      nepacrossroads is a very good coal burning site. The Mullet Stove was already mentioned there. I’m “Coaly” there as well as at forums where we strive to keep the best information on wood, gas, pellet stoves and outdoor furnace and boilers. That’s where I post stove company history, and details of collecting and refurbishing stoves.

      1. Alice Aber

        Paul Long

        Thank you so much Paul for all your information!! It is truly appreciated. I am still doing a lot of research on this and I am sure it will take me quite a bit of time to learn everything I can about it. 🙂

        In an emergency I have used the old burner in the basement to help heat the house, but only a dire emergency as it really is not a safe and reliable burner any more.
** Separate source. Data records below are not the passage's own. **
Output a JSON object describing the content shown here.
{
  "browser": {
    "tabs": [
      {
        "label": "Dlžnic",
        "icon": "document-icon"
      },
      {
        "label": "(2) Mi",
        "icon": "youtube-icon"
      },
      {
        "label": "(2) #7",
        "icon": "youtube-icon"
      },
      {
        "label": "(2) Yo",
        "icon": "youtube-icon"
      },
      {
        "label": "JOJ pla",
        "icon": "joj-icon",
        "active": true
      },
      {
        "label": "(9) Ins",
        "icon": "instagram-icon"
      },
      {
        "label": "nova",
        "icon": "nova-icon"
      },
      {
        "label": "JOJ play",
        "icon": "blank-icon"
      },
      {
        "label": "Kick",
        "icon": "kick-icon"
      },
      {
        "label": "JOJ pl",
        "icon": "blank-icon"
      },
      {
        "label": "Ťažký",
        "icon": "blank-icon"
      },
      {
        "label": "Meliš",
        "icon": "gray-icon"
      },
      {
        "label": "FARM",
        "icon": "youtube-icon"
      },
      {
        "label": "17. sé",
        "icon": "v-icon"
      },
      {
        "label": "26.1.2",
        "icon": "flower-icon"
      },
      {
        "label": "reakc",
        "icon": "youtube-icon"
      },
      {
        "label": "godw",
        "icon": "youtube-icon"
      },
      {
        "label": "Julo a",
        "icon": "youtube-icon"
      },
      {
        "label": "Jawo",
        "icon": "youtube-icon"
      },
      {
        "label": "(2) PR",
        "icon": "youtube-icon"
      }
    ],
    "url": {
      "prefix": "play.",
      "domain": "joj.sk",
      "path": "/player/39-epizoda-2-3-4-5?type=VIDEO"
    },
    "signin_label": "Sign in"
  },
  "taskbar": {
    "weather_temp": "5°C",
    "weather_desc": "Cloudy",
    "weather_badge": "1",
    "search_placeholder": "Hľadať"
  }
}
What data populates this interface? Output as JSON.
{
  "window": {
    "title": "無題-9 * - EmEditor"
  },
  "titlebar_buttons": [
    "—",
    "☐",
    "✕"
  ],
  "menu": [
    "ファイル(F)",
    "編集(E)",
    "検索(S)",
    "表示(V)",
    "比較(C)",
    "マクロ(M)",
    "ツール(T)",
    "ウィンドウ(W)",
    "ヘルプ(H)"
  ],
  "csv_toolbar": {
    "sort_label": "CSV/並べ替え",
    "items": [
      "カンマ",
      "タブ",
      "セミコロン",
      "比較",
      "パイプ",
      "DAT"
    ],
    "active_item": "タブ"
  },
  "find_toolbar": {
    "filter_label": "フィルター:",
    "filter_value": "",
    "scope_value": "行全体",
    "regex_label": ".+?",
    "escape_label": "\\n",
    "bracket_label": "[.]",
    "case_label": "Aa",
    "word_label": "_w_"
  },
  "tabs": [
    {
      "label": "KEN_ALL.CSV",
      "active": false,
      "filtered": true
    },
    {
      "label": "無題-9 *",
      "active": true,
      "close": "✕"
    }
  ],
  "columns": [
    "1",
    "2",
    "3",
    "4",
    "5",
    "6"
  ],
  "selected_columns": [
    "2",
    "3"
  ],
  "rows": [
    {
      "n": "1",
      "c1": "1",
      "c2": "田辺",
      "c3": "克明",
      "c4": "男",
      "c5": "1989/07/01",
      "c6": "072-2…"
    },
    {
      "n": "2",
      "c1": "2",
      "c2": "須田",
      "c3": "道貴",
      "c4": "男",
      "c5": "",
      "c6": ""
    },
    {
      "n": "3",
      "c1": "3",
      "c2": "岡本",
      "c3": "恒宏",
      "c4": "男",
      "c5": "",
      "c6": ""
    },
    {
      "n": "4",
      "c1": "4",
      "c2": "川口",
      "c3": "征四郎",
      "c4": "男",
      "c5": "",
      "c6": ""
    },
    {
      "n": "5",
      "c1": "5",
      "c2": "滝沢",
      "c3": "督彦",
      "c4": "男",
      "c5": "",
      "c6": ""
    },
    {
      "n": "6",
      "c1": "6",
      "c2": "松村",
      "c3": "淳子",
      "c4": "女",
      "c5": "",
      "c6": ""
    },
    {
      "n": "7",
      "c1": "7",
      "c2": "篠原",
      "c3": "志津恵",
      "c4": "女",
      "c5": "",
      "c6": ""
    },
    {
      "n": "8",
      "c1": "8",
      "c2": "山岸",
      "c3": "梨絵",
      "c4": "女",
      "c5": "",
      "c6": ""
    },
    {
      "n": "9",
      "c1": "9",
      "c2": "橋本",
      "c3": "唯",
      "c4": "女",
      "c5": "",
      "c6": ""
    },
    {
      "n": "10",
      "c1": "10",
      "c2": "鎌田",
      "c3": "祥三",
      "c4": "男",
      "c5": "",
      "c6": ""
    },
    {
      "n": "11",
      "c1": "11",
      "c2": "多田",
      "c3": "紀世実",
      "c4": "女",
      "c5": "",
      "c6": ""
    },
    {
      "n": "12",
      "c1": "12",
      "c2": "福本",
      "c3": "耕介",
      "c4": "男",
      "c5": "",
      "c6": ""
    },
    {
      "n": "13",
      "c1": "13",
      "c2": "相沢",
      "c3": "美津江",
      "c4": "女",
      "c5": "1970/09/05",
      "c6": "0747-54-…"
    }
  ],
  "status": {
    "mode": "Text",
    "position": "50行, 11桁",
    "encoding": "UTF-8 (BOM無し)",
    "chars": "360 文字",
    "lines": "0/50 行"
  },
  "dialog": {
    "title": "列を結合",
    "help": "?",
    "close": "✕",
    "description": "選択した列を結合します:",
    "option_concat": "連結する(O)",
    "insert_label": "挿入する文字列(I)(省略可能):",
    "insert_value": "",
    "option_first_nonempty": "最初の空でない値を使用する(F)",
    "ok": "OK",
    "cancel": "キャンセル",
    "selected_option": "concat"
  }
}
But I do know that even without floor grates we were able to keep the house some-what comfortable during a major ice storm and power outage so I do feel it is worth researching about getting a new one. Eventually, I would like to be able to go off grid with both my heat and electricity. That will take some time and planning. I am also researching solar and wind power.

        Anyhow, I do appreciate your information and will be checking out the web sites and forums you mentioned.

        Blessings, Alice

    12. Amish Stove Builders

      Since we’re on the subject of Amish stoves, here’s some of my favorite information on the subject.
      Here’s a web page with a bunch of Amish built cook stove products. (Mullet and Hitzer are freestanding) Some of these builders have a waiting list, but this is the best place to see them all on one page. Suppertime Stoves (Can.), is the same as Pioneer from the Stoll’s two sons also now in Kentucky, The Ashland (Ohio), Margin (Can.) and Kitchen Queen all in one place ! No bad stoves, just all good people! Thanks to Ed for bringing it all together on his website. You can tell he keeps it plain for them, he brings their products to the English world and knows all the builders well. I’ve spoken to some of them, and they were not aware of their presence or product pictures on the net. (amused, but they are OK with it)

      Here’s the history of the largest manufacturer; Suppertime.

    13. Dennis H Scott

      Replacement glass

      I was wondering if you have replacement glass for the Mullet coal stove door? If so how do I obtain one and what would the cost be? Thank you.

      Dennis Scott

    14. Amish Stove Shop

      My Uncle lived in Ohio Amish country for over 10 years. He bought an Ashland from the manufacturer and swears it’s the best stove on the market.